THE Tories always had British Rail in their sights during their orgy of privatisation in the 1980s under prime minister Margaret Thatcher. Yet despite many problems in the 1970s due to lack of investment and industrial action, the British public were still rather fond of British Rail, which was nationalised under Labour in 1948. Thatcher considered wholesale privatisation as going too far, although she did authorise the sale of several rail-linked operations such as Sealink Ferries, the Travellers Fare catering business and British Rail Engineering Limited (BREL) who did much of the maintenance work on the entire network.

Thatcher’s successor John Major was determined to show he could do it and made privatisation of the railways a commitment in the Tories’ 1992 General Election manifesto.
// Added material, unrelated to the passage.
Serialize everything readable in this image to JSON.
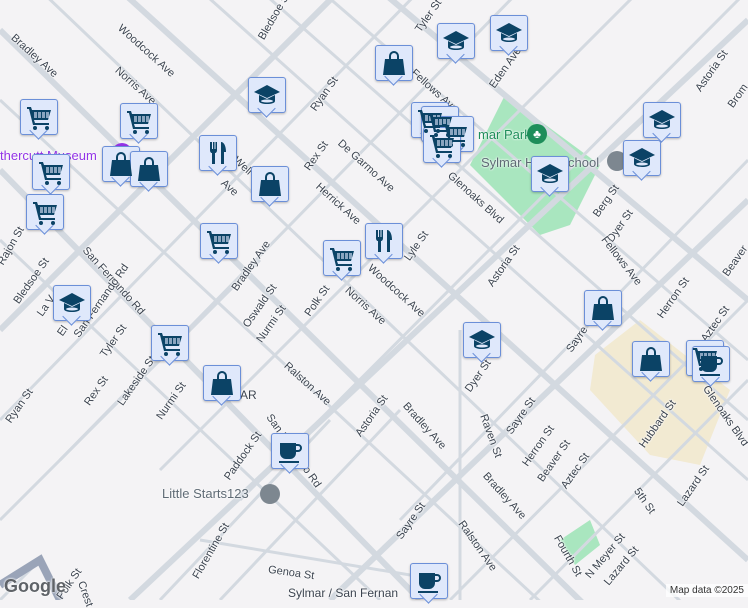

He didn’t say how it would be done but by 1994 it was clear that franchising would be the way forward, effectively giving private companies control of various areas and regions and subsidising them in return for company investment to improve the railway service.

So-called “Roscos” were created to own and manage the rolling stock which was hired by the new franchisees. A rail regulator office was created to superintend the whole system.

Significantly, the Government also sold off the rail infrastructure itself to a consortium called Railtrack. The bids came in and the new franchising system came into effect in 1996, and while keeping ownership of the tracks and signalling, Railtrack let the train operating units run most of the country’s stations.


THE biggest failure was the first. Railtrack was already in serious trouble when the disastrous Hatfield rail crash in 2000 which killed four people was found to have been caused by a damaged rail, the responsibility of the company. The then Labour Government itself put Railtrack into insolvency and its assets and operations were given to a new entity, Network Rail.

Over the period of franchising there have been four controversial and high-profile collapses of franchises, the first being South Eastern in 2003 and the most newsworthy being the humiliating demise in 2009 of East Coast, operators of the franchise linking London to Edinburgh. Each collapse has seen the UK Government take the failed franchisee in-house, and many people maintain these “nationalised” services were better. The UK Government currently operates Northern Trains and London North Eastern Railway.


NATIONALISED railways work very well in many countries, but it would take a major change in policy for the Tory Government to reverse its privatisation policies. Under

Boris Johnson, it’s just not going to happen.

The end of franchising could, however, allow the Scottish Government to at least partly nationalise ScotRail. At the moment taxpayers have to shell out to keep franchises afloat. That has to end.